What this task involves:
The entries should each be set down again precisely.

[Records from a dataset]
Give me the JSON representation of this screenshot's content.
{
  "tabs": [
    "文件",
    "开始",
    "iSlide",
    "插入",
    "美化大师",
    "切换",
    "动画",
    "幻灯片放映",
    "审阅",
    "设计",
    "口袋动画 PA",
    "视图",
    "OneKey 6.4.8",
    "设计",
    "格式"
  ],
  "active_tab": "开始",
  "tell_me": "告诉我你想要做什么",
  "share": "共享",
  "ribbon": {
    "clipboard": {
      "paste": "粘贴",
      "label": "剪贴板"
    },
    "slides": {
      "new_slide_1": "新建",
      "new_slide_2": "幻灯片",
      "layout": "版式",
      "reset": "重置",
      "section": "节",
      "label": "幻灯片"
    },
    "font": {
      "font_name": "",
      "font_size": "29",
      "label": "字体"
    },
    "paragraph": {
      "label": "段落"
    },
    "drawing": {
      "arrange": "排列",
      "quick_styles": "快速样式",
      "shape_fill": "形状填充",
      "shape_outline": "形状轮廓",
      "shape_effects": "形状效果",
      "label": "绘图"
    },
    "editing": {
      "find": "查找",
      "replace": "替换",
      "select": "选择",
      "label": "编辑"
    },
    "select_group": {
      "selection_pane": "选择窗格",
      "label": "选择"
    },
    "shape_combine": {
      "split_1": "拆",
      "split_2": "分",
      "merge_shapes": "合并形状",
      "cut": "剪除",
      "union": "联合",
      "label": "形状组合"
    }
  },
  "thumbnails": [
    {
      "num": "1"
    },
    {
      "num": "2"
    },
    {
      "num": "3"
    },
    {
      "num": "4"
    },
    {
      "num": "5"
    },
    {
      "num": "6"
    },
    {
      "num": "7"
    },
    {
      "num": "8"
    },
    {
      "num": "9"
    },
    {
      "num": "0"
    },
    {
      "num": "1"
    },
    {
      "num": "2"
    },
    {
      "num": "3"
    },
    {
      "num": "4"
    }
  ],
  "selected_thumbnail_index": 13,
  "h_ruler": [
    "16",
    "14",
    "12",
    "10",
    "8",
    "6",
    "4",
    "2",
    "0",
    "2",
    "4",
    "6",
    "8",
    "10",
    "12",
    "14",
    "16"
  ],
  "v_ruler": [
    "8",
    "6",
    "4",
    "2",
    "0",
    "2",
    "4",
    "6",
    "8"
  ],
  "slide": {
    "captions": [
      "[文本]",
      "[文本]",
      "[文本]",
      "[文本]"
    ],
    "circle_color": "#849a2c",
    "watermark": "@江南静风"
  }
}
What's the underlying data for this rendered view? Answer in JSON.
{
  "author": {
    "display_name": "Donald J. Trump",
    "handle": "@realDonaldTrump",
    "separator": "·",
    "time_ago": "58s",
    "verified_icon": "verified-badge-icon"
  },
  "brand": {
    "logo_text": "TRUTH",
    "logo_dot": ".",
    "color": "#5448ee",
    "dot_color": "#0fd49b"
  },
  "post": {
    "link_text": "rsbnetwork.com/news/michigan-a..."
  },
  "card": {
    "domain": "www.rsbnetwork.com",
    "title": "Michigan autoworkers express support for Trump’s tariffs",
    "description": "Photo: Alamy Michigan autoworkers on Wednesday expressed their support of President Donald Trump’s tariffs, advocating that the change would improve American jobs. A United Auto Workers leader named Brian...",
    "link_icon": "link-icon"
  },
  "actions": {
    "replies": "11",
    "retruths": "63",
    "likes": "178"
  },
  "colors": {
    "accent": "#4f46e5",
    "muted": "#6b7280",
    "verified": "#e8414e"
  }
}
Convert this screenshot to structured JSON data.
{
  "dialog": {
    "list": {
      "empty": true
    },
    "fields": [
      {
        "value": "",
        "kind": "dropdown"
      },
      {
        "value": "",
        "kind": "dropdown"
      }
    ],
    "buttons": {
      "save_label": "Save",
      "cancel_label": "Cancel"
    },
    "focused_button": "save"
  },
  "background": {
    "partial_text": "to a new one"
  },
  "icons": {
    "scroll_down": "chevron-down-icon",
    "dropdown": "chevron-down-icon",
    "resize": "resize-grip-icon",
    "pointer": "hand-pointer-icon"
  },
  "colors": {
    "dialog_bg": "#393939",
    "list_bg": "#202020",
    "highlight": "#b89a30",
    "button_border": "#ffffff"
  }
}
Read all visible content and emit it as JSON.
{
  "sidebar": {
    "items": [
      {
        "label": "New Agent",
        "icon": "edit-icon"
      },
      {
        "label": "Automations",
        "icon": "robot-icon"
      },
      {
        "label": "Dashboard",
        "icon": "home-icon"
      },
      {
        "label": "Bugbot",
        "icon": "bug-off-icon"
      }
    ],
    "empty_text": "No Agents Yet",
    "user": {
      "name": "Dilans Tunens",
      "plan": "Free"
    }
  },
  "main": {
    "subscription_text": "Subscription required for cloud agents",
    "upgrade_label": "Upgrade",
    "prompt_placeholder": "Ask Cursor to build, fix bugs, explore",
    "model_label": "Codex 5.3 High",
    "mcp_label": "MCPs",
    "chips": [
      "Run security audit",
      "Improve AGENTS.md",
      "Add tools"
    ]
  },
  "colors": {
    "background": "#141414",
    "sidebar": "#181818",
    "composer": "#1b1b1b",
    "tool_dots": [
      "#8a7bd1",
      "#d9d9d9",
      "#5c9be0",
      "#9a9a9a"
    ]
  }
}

Answer area:
Give me the JSON representation of this screenshot's content.
{
  "tabs": [
    "文件",
    "开始",
    "iSlide",
    "插入",
    "美化大师",
    "切换",
    "动画",
    "幻灯片放映",
    "审阅",
    "设计",
    "口袋动画 PA",
    "视图",
    "OneKey 6.4.8",
    "设计",
    "格式"
  ],
  "active_tab": "开始",
  "tell_me": "告诉我你想要做什么",
  "share": "共享",
  "ribbon": {
    "clipboard": {
      "paste": "粘贴",
      "label": "剪贴板"
    },
    "slides": {
      "new_slide_1": "新建",
      "new_slide_2": "幻灯片",
      "layout": "版式",
      "reset": "重置",
      "section": "节",
      "label": "幻灯片"
    },
    "font": {
      "font_name": "",
      "font_size": "29",
      "label": "字体"
    },
    "paragraph": {
      "label": "段落"
    },
    "drawing": {
      "arrange": "排列",
      "quick_styles": "快速样式",
      "shape_fill": "形状填充",
      "shape_outline": "形状轮廓",
      "shape_effects": "形状效果",
      "label": "绘图"
    },
    "editing": {
      "find": "查找",
      "replace": "替换",
      "select": "选择",
      "label": "编辑"
    },
    "select_group": {
      "selection_pane": "选择窗格",
      "label": "选择"
    },
    "shape_combine": {
      "split_1": "拆",
      "split_2": "分",
      "merge_shapes": "合并形状",
      "cut": "剪除",
      "union": "联合",
      "label": "形状组合"
    }
  },
  "thumbnails": [
    {
      "num": "1"
    },
    {
      "num": "2"
    },
    {
      "num": "3"
    },
    {
      "num": "4"
    },
    {
      "num": "5"
    },
    {
      "num": "6"
    },
    {
      "num": "7"
    },
    {
      "num": "8"
    },
    {
      "num": "9"
    },
    {
      "num": "0"
    },
    {
      "num": "1"
    },
    {
      "num": "2"
    },
    {
      "num": "3"
    },
    {
      "num": "4"
    }
  ],
  "selected_thumbnail_index": 13,
  "h_ruler": [
    "16",
    "14",
    "12",
    "10",
    "8",
    "6",
    "4",
    "2",
    "0",
    "2",
    "4",
    "6",
    "8",
    "10",
    "12",
    "14",
    "16"
  ],
  "v_ruler": [
    "8",
    "6",
    "4",
    "2",
    "0",
    "2",
    "4",
    "6",
    "8"
  ],
  "slide": {
    "captions": [
      "[文本]",
      "[文本]",
      "[文本]",
      "[文本]"
    ],
    "circle_color": "#849a2c",
    "watermark": "@江南静风"
  }
}
What's the underlying data for this rendered view? Answer in JSON.
{
  "author": {
    "display_name": "Donald J. Trump",
    "handle": "@realDonaldTrump",
    "separator": "·",
    "time_ago": "58s",
    "verified_icon": "verified-badge-icon"
  },
  "brand": {
    "logo_text": "TRUTH",
    "logo_dot": ".",
    "color": "#5448ee",
    "dot_color": "#0fd49b"
  },
  "post": {
    "link_text": "rsbnetwork.com/news/michigan-a..."
  },
  "card": {
    "domain": "www.rsbnetwork.com",
    "title": "Michigan autoworkers express support for Trump’s tariffs",
    "description": "Photo: Alamy Michigan autoworkers on Wednesday expressed their support of President Donald Trump’s tariffs, advocating that the change would improve American jobs. A United Auto Workers leader named Brian...",
    "link_icon": "link-icon"
  },
  "actions": {
    "replies": "11",
    "retruths": "63",
    "likes": "178"
  },
  "colors": {
    "accent": "#4f46e5",
    "muted": "#6b7280",
    "verified": "#e8414e"
  }
}
Convert this screenshot to structured JSON data.
{
  "dialog": {
    "list": {
      "empty": true
    },
    "fields": [
      {
        "value": "",
        "kind": "dropdown"
      },
      {
        "value": "",
        "kind": "dropdown"
      }
    ],
    "buttons": {
      "save_label": "Save",
      "cancel_label": "Cancel"
    },
    "focused_button": "save"
  },
  "background": {
    "partial_text": "to a new one"
  },
  "icons": {
    "scroll_down": "chevron-down-icon",
    "dropdown": "chevron-down-icon",
    "resize": "resize-grip-icon",
    "pointer": "hand-pointer-icon"
  },
  "colors": {
    "dialog_bg": "#393939",
    "list_bg": "#202020",
    "highlight": "#b89a30",
    "button_border": "#ffffff"
  }
}
Read all visible content and emit it as JSON.
{
  "sidebar": {
    "items": [
      {
        "label": "New Agent",
        "icon": "edit-icon"
      },
      {
        "label": "Automations",
        "icon": "robot-icon"
      },
      {
        "label": "Dashboard",
        "icon": "home-icon"
      },
      {
        "label": "Bugbot",
        "icon": "bug-off-icon"
      }
    ],
    "empty_text": "No Agents Yet",
    "user": {
      "name": "Dilans Tunens",
      "plan": "Free"
    }
  },
  "main": {
    "subscription_text": "Subscription required for cloud agents",
    "upgrade_label": "Upgrade",
    "prompt_placeholder": "Ask Cursor to build, fix bugs, explore",
    "model_label": "Codex 5.3 High",
    "mcp_label": "MCPs",
    "chips": [
      "Run security audit",
      "Improve AGENTS.md",
      "Add tools"
    ]
  },
  "colors": {
    "background": "#141414",
    "sidebar": "#181818",
    "composer": "#1b1b1b",
    "tool_dots": [
      "#8a7bd1",
      "#d9d9d9",
      "#5c9be0",
      "#9a9a9a"
    ]
  }
}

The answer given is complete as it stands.